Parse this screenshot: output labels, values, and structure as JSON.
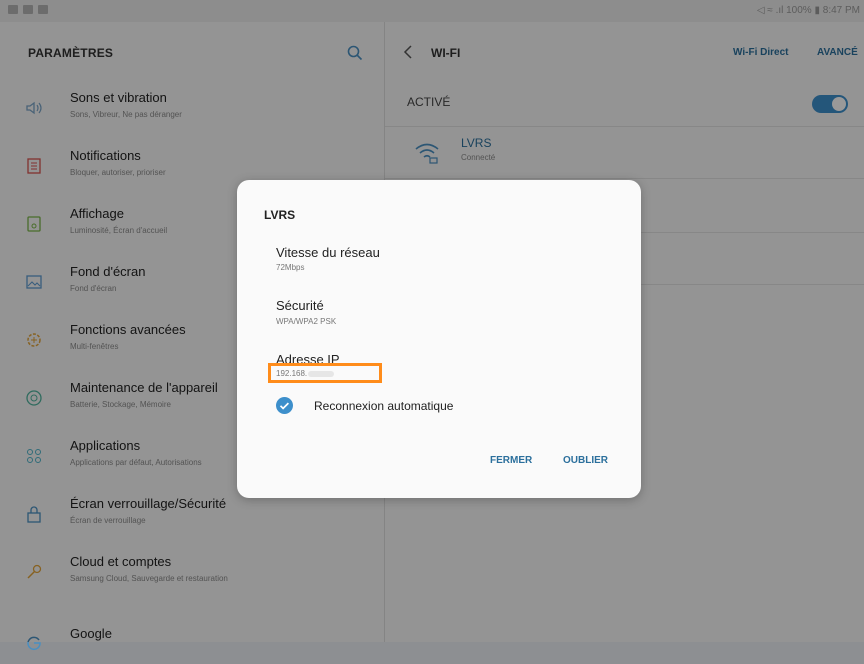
{
  "statusbar": {
    "right_text": "◁ ≈ .ıl 100% ▮ 8:47 PM"
  },
  "settings": {
    "title": "PARAMÈTRES",
    "items": [
      {
        "title": "Sons et vibration",
        "subtitle": "Sons, Vibreur, Ne pas déranger",
        "icon": "speaker-icon"
      },
      {
        "title": "Notifications",
        "subtitle": "Bloquer, autoriser, prioriser",
        "icon": "notifications-icon"
      },
      {
        "title": "Affichage",
        "subtitle": "Luminosité, Écran d'accueil",
        "icon": "display-icon"
      },
      {
        "title": "Fond d'écran",
        "subtitle": "Fond d'écran",
        "icon": "wallpaper-icon"
      },
      {
        "title": "Fonctions avancées",
        "subtitle": "Multi-fenêtres",
        "icon": "gear-plus-icon"
      },
      {
        "title": "Maintenance de l'appareil",
        "subtitle": "Batterie, Stockage, Mémoire",
        "icon": "maintenance-icon"
      },
      {
        "title": "Applications",
        "subtitle": "Applications par défaut, Autorisations",
        "icon": "apps-icon"
      },
      {
        "title": "Écran verrouillage/Sécurité",
        "subtitle": "Écran de verrouillage",
        "icon": "lock-icon"
      },
      {
        "title": "Cloud et comptes",
        "subtitle": "Samsung Cloud, Sauvegarde et restauration",
        "icon": "key-icon"
      },
      {
        "title": "Google",
        "subtitle": "",
        "icon": "google-icon"
      }
    ]
  },
  "wifi": {
    "title": "WI-FI",
    "direct_label": "Wi-Fi Direct",
    "advanced_label": "AVANCÉ",
    "active_label": "ACTIVÉ",
    "toggle_on": true,
    "network": {
      "name": "LVRS",
      "status": "Connecté"
    }
  },
  "dialog": {
    "title": "LVRS",
    "speed_label": "Vitesse du réseau",
    "speed_value": "72Mbps",
    "security_label": "Sécurité",
    "security_value": "WPA/WPA2 PSK",
    "ip_label": "Adresse IP",
    "ip_value": "192.168.",
    "reconnect_label": "Reconnexion automatique",
    "reconnect_checked": true,
    "close_label": "FERMER",
    "forget_label": "OUBLIER"
  },
  "colors": {
    "accent": "#2b6f9c",
    "toggle": "#3d8fcb",
    "highlight": "#ff8c1a",
    "icon_tint": "#d88b2c"
  }
}
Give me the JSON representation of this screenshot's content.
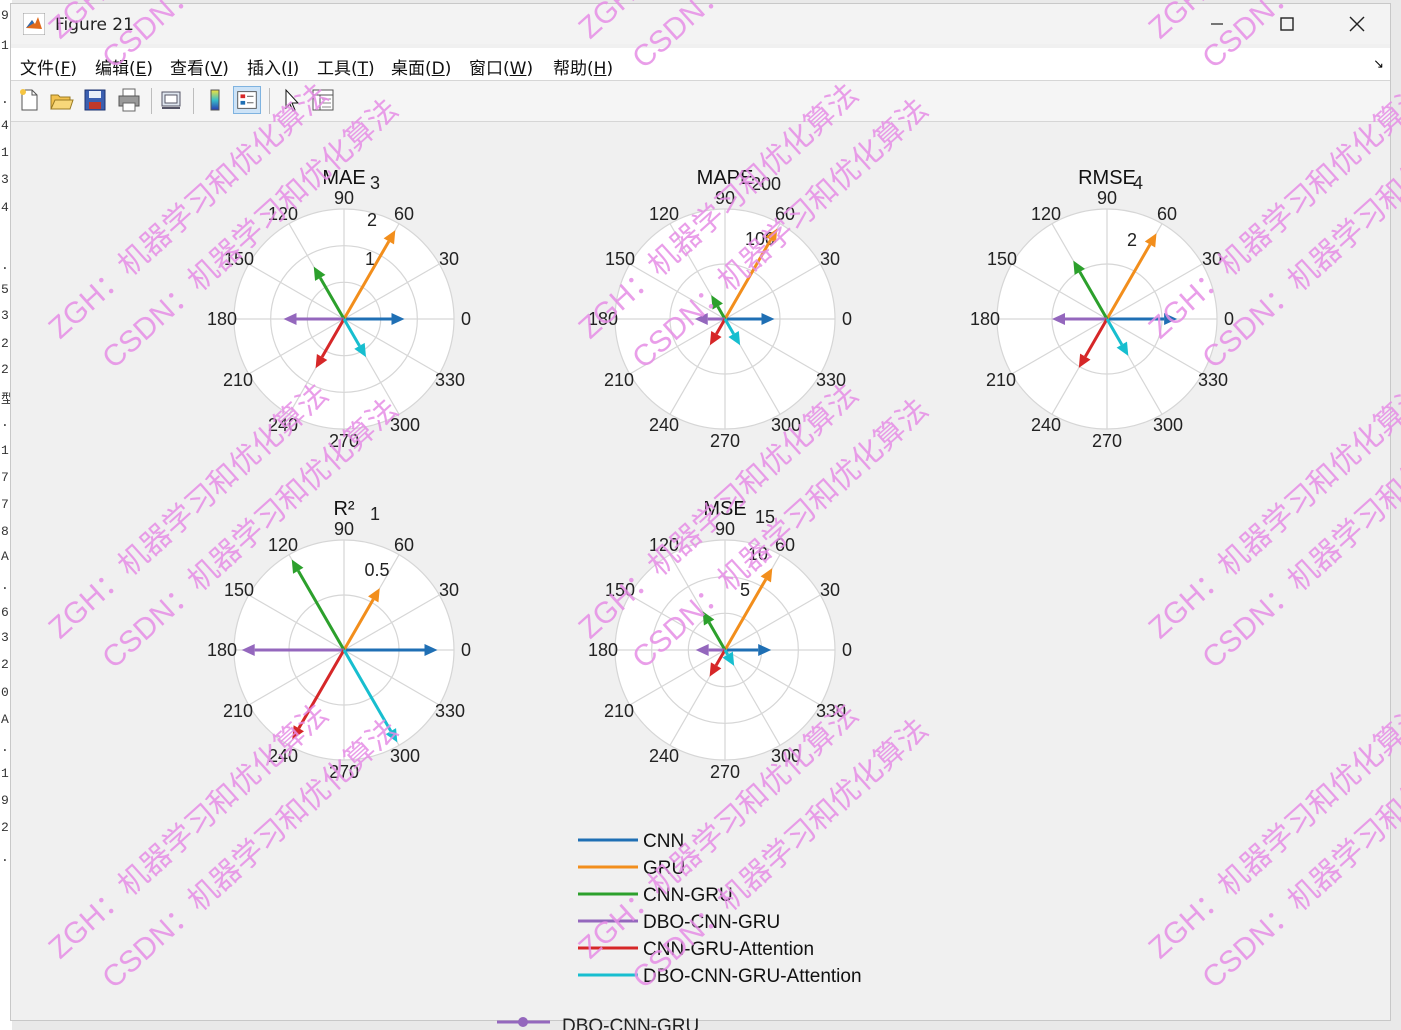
{
  "window": {
    "title": "Figure 21"
  },
  "menu": {
    "items": [
      {
        "label": "文件(",
        "key": "F",
        "tail": ")"
      },
      {
        "label": "编辑(",
        "key": "E",
        "tail": ")"
      },
      {
        "label": "查看(",
        "key": "V",
        "tail": ")"
      },
      {
        "label": "插入(",
        "key": "I",
        "tail": ")"
      },
      {
        "label": "工具(",
        "key": "T",
        "tail": ")"
      },
      {
        "label": "桌面(",
        "key": "D",
        "tail": ")"
      },
      {
        "label": "窗口(",
        "key": "W",
        "tail": ")"
      },
      {
        "label": "帮助(",
        "key": "H",
        "tail": ")"
      }
    ]
  },
  "toolbar": {
    "buttons": [
      "new-figure-icon",
      "open-file-icon",
      "save-icon",
      "print-icon",
      "link-plot-icon",
      "colorbar-icon",
      "legend-icon",
      "edit-plot-cursor-icon",
      "property-inspector-icon"
    ]
  },
  "background_text": {
    "left_gutter": [
      "9",
      "1",
      ".",
      "4",
      "1",
      "3",
      "4",
      ".",
      "5",
      "3",
      "2",
      "2",
      "型",
      ".",
      "1",
      "7",
      "7",
      "8",
      "At",
      ".",
      "6",
      "3",
      "2",
      "0",
      "At",
      ".",
      "1",
      "9",
      "2",
      "."
    ],
    "bottom_legend_fragment": "DBO-CNN-GRU"
  },
  "colors": {
    "CNN": "#1f6fb4",
    "GRU": "#f28e1c",
    "CNN-GRU": "#2ca02c",
    "DBO-CNN-GRU": "#9467bd",
    "CNN-GRU-Attention": "#d62728",
    "DBO-CNN-GRU-Attention": "#17becf",
    "watermark": "#e58de5"
  },
  "angle_labels": [
    "0",
    "30",
    "60",
    "90",
    "120",
    "150",
    "180",
    "210",
    "240",
    "270",
    "300",
    "330"
  ],
  "chart_data": [
    {
      "type": "polar-compass",
      "title": "MAE",
      "rmax": 3,
      "rticks": [
        "1",
        "2",
        "3"
      ],
      "series": [
        {
          "name": "CNN",
          "angle_deg": 0,
          "r": 1.65
        },
        {
          "name": "GRU",
          "angle_deg": 60,
          "r": 2.8
        },
        {
          "name": "CNN-GRU",
          "angle_deg": 120,
          "r": 1.65
        },
        {
          "name": "DBO-CNN-GRU",
          "angle_deg": 180,
          "r": 1.65
        },
        {
          "name": "CNN-GRU-Attention",
          "angle_deg": 240,
          "r": 1.55
        },
        {
          "name": "DBO-CNN-GRU-Attention",
          "angle_deg": 300,
          "r": 1.2
        }
      ]
    },
    {
      "type": "polar-compass",
      "title": "MAPE",
      "rmax": 200,
      "rticks": [
        "100",
        "200"
      ],
      "series": [
        {
          "name": "CNN",
          "angle_deg": 0,
          "r": 90
        },
        {
          "name": "GRU",
          "angle_deg": 60,
          "r": 190
        },
        {
          "name": "CNN-GRU",
          "angle_deg": 120,
          "r": 50
        },
        {
          "name": "DBO-CNN-GRU",
          "angle_deg": 180,
          "r": 55
        },
        {
          "name": "CNN-GRU-Attention",
          "angle_deg": 240,
          "r": 55
        },
        {
          "name": "DBO-CNN-GRU-Attention",
          "angle_deg": 300,
          "r": 55
        }
      ]
    },
    {
      "type": "polar-compass",
      "title": "RMSE",
      "rmax": 4,
      "rticks": [
        "2",
        "4"
      ],
      "series": [
        {
          "name": "CNN",
          "angle_deg": 0,
          "r": 2.55
        },
        {
          "name": "GRU",
          "angle_deg": 60,
          "r": 3.6
        },
        {
          "name": "CNN-GRU",
          "angle_deg": 120,
          "r": 2.45
        },
        {
          "name": "DBO-CNN-GRU",
          "angle_deg": 180,
          "r": 2.0
        },
        {
          "name": "CNN-GRU-Attention",
          "angle_deg": 240,
          "r": 2.05
        },
        {
          "name": "DBO-CNN-GRU-Attention",
          "angle_deg": 300,
          "r": 1.55
        }
      ]
    },
    {
      "type": "polar-compass",
      "title": "R²",
      "rmax": 1,
      "rticks": [
        "0.5",
        "1"
      ],
      "series": [
        {
          "name": "CNN",
          "angle_deg": 0,
          "r": 0.85
        },
        {
          "name": "GRU",
          "angle_deg": 60,
          "r": 0.65
        },
        {
          "name": "CNN-GRU",
          "angle_deg": 120,
          "r": 0.95
        },
        {
          "name": "DBO-CNN-GRU",
          "angle_deg": 180,
          "r": 0.93
        },
        {
          "name": "CNN-GRU-Attention",
          "angle_deg": 240,
          "r": 0.94
        },
        {
          "name": "DBO-CNN-GRU-Attention",
          "angle_deg": 300,
          "r": 0.97
        }
      ]
    },
    {
      "type": "polar-compass",
      "title": "MSE",
      "rmax": 15,
      "rticks": [
        "5",
        "10",
        "15"
      ],
      "series": [
        {
          "name": "CNN",
          "angle_deg": 0,
          "r": 6.3
        },
        {
          "name": "GRU",
          "angle_deg": 60,
          "r": 12.9
        },
        {
          "name": "CNN-GRU",
          "angle_deg": 120,
          "r": 6.1
        },
        {
          "name": "DBO-CNN-GRU",
          "angle_deg": 180,
          "r": 4.0
        },
        {
          "name": "CNN-GRU-Attention",
          "angle_deg": 240,
          "r": 4.2
        },
        {
          "name": "DBO-CNN-GRU-Attention",
          "angle_deg": 300,
          "r": 2.5
        }
      ]
    }
  ],
  "legend": {
    "entries": [
      "CNN",
      "GRU",
      "CNN-GRU",
      "DBO-CNN-GRU",
      "CNN-GRU-Attention",
      "DBO-CNN-GRU-Attention"
    ]
  },
  "watermark": {
    "line1": "ZGH：机器学习和优化算法",
    "line2": "CSDN：机器学习和优化算法"
  }
}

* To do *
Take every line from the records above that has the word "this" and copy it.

* Task output *
Parse this screenshot: output labels, values, and structure as JSON.
Give me the JSON representation of this screenshot's content.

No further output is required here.